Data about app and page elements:
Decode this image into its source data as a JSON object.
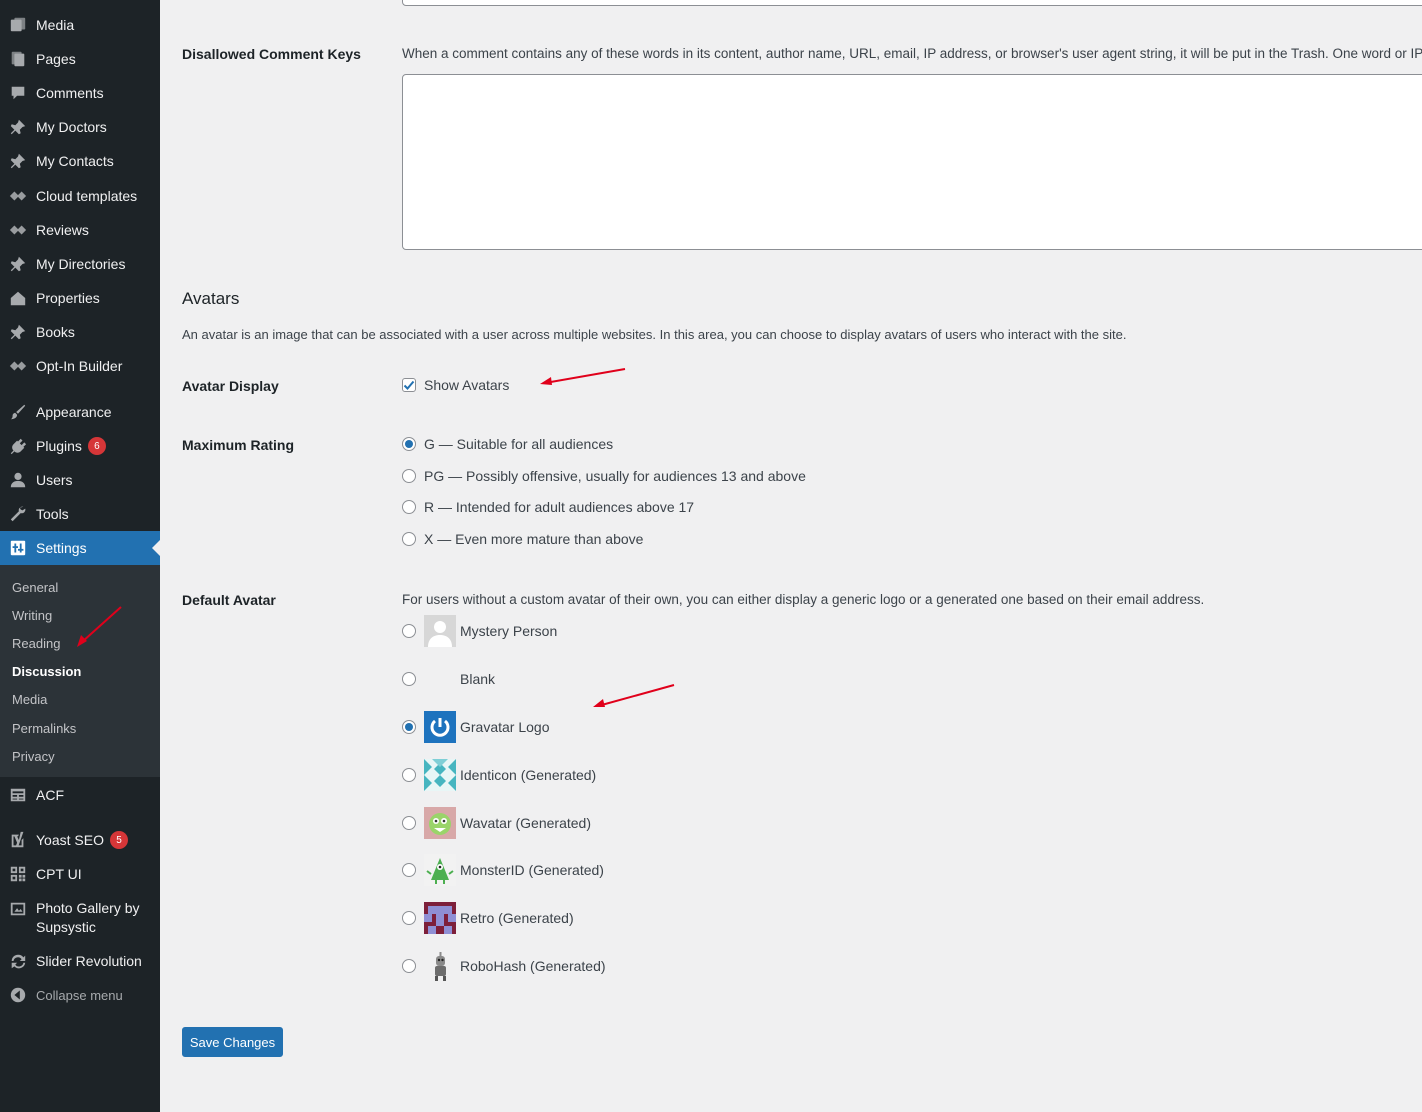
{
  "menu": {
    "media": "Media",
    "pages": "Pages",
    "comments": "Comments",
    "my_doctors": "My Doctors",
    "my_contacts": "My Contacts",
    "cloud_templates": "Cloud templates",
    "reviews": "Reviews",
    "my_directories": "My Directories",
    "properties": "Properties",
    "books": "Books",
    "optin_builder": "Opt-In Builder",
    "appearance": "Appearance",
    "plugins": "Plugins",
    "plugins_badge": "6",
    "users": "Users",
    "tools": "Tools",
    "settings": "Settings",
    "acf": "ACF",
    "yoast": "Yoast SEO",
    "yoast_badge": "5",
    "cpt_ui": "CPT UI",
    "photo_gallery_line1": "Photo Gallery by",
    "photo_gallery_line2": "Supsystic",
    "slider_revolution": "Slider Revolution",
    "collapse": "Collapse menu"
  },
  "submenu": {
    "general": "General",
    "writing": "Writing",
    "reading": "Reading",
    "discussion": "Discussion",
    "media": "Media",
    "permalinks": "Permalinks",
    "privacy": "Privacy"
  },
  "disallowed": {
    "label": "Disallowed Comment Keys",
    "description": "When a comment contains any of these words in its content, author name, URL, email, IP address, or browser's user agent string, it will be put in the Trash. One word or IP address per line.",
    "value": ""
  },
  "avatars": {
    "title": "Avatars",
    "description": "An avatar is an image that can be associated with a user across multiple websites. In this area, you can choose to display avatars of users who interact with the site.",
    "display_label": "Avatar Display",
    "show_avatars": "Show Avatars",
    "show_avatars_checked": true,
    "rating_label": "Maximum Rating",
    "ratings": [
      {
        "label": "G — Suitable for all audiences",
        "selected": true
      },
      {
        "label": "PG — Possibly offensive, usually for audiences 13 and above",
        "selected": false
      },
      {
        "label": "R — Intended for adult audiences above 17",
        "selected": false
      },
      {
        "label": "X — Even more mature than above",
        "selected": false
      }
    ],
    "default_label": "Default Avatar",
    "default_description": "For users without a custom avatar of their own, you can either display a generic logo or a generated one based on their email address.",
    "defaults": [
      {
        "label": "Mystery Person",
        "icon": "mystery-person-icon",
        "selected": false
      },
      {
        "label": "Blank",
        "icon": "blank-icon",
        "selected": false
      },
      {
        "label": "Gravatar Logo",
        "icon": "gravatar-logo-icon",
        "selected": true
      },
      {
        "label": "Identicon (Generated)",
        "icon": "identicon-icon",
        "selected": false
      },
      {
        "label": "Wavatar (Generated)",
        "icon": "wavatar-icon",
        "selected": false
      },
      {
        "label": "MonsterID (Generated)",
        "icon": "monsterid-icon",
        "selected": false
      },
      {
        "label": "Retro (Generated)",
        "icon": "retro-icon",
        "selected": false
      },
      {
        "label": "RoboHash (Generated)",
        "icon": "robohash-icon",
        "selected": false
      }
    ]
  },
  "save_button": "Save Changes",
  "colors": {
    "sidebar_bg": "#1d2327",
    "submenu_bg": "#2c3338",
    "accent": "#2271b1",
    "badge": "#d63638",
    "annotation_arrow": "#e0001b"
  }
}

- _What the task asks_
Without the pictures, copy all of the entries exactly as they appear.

- _Answer box_
Decode this image into its source data as a JSON object.
{
  "menu": {
    "media": "Media",
    "pages": "Pages",
    "comments": "Comments",
    "my_doctors": "My Doctors",
    "my_contacts": "My Contacts",
    "cloud_templates": "Cloud templates",
    "reviews": "Reviews",
    "my_directories": "My Directories",
    "properties": "Properties",
    "books": "Books",
    "optin_builder": "Opt-In Builder",
    "appearance": "Appearance",
    "plugins": "Plugins",
    "plugins_badge": "6",
    "users": "Users",
    "tools": "Tools",
    "settings": "Settings",
    "acf": "ACF",
    "yoast": "Yoast SEO",
    "yoast_badge": "5",
    "cpt_ui": "CPT UI",
    "photo_gallery_line1": "Photo Gallery by",
    "photo_gallery_line2": "Supsystic",
    "slider_revolution": "Slider Revolution",
    "collapse": "Collapse menu"
  },
  "submenu": {
    "general": "General",
    "writing": "Writing",
    "reading": "Reading",
    "discussion": "Discussion",
    "media": "Media",
    "permalinks": "Permalinks",
    "privacy": "Privacy"
  },
  "disallowed": {
    "label": "Disallowed Comment Keys",
    "description": "When a comment contains any of these words in its content, author name, URL, email, IP address, or browser's user agent string, it will be put in the Trash. One word or IP address per line.",
    "value": ""
  },
  "avatars": {
    "title": "Avatars",
    "description": "An avatar is an image that can be associated with a user across multiple websites. In this area, you can choose to display avatars of users who interact with the site.",
    "display_label": "Avatar Display",
    "show_avatars": "Show Avatars",
    "show_avatars_checked": true,
    "rating_label": "Maximum Rating",
    "ratings": [
      {
        "label": "G — Suitable for all audiences",
        "selected": true
      },
      {
        "label": "PG — Possibly offensive, usually for audiences 13 and above",
        "selected": false
      },
      {
        "label": "R — Intended for adult audiences above 17",
        "selected": false
      },
      {
        "label": "X — Even more mature than above",
        "selected": false
      }
    ],
    "default_label": "Default Avatar",
    "default_description": "For users without a custom avatar of their own, you can either display a generic logo or a generated one based on their email address.",
    "defaults": [
      {
        "label": "Mystery Person",
        "icon": "mystery-person-icon",
        "selected": false
      },
      {
        "label": "Blank",
        "icon": "blank-icon",
        "selected": false
      },
      {
        "label": "Gravatar Logo",
        "icon": "gravatar-logo-icon",
        "selected": true
      },
      {
        "label": "Identicon (Generated)",
        "icon": "identicon-icon",
        "selected": false
      },
      {
        "label": "Wavatar (Generated)",
        "icon": "wavatar-icon",
        "selected": false
      },
      {
        "label": "MonsterID (Generated)",
        "icon": "monsterid-icon",
        "selected": false
      },
      {
        "label": "Retro (Generated)",
        "icon": "retro-icon",
        "selected": false
      },
      {
        "label": "RoboHash (Generated)",
        "icon": "robohash-icon",
        "selected": false
      }
    ]
  },
  "save_button": "Save Changes",
  "colors": {
    "sidebar_bg": "#1d2327",
    "submenu_bg": "#2c3338",
    "accent": "#2271b1",
    "badge": "#d63638",
    "annotation_arrow": "#e0001b"
  }
}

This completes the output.